Sep 15, 2012 – Dec 30, 2012
Traditional portraiture in either painting or photography succeeds to the degree that the viewer experiences recognition and some empathy with the sitter. Through much of her career, Cindy Sherman’s work (American, born 1954) has repositioned portraiture and photography outside empathetic realms. Exploring visual tropes of the female body and changing notions of women’s identity in society, her work has established Sherman as the preeminent conceptual photographer of her generation. The exhibition presents recent works which illuminate her continuing exploration of photographic form and the role of signs and signifiers of identity in suggesting narrative structure. Sherman has used green screen technology to record her characters and united them with her digitally manipulated landscape photographs to create large-scale prints and a 24-foot-long wall mural.
New York-based Sherman has exhibited internationally since the early 1980s and has been the recipient of numerous awards and fellowships including the prestigious MacArthur Fellowship in 1995. Her work was most recently featured in a major traveling retrospective organized by the Museum of Modern Art, New York.

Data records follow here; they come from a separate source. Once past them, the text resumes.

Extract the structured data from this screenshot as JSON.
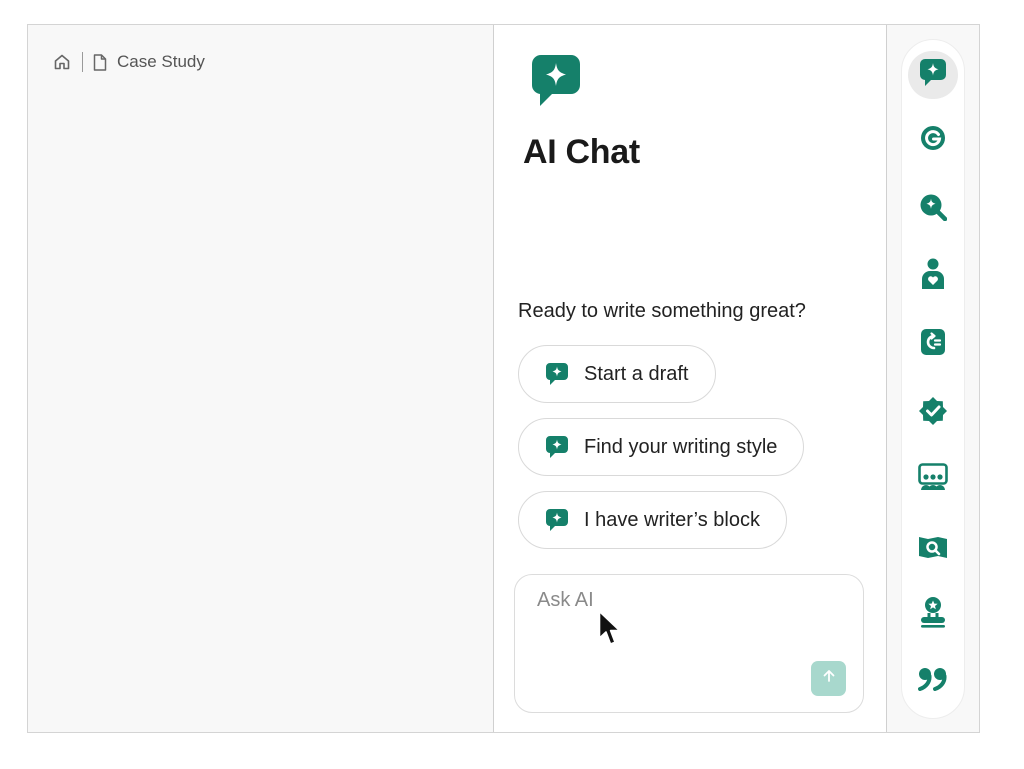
{
  "breadcrumb": {
    "home_icon": "home-icon",
    "doc_icon": "document-icon",
    "label": "Case Study"
  },
  "chat": {
    "logo_icon": "ai-chat-sparkle-bubble-icon",
    "title": "AI Chat",
    "prompt": "Ready to write something great?",
    "suggestions": [
      {
        "label": "Start a draft",
        "icon": "sparkle-bubble-icon"
      },
      {
        "label": "Find your writing style",
        "icon": "sparkle-bubble-icon"
      },
      {
        "label": "I have writer’s block",
        "icon": "sparkle-bubble-icon"
      }
    ],
    "input": {
      "placeholder": "Ask AI",
      "value": ""
    },
    "send_icon": "arrow-up-icon"
  },
  "rail": {
    "items": [
      {
        "icon": "ai-chat-icon",
        "active": true
      },
      {
        "icon": "grammarly-g-icon",
        "active": false
      },
      {
        "icon": "ai-detector-search-icon",
        "active": false
      },
      {
        "icon": "humanizer-person-icon",
        "active": false
      },
      {
        "icon": "paraphraser-icon",
        "active": false
      },
      {
        "icon": "proofreader-badge-check-icon",
        "active": false
      },
      {
        "icon": "reader-reactions-icon",
        "active": false
      },
      {
        "icon": "plagiarism-checker-icon",
        "active": false
      },
      {
        "icon": "expert-review-icon",
        "active": false
      },
      {
        "icon": "citation-quote-icon",
        "active": false
      }
    ]
  },
  "colors": {
    "brand": "#15806a",
    "send_disabled": "#a8d8cd",
    "doc_background": "#f8f8f8",
    "rail_active": "#eaeaea"
  }
}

This exhibition is part of an ongoing series of contemporary art exhibitions organized by Bruce Guenther, The Robert and Mercedes Eichholz Curator of Modern and Contemporary Art, and supported in part by the Miller Meigs Endowment for the Contemporary Arts and the Paul G. Allen Family Foundation.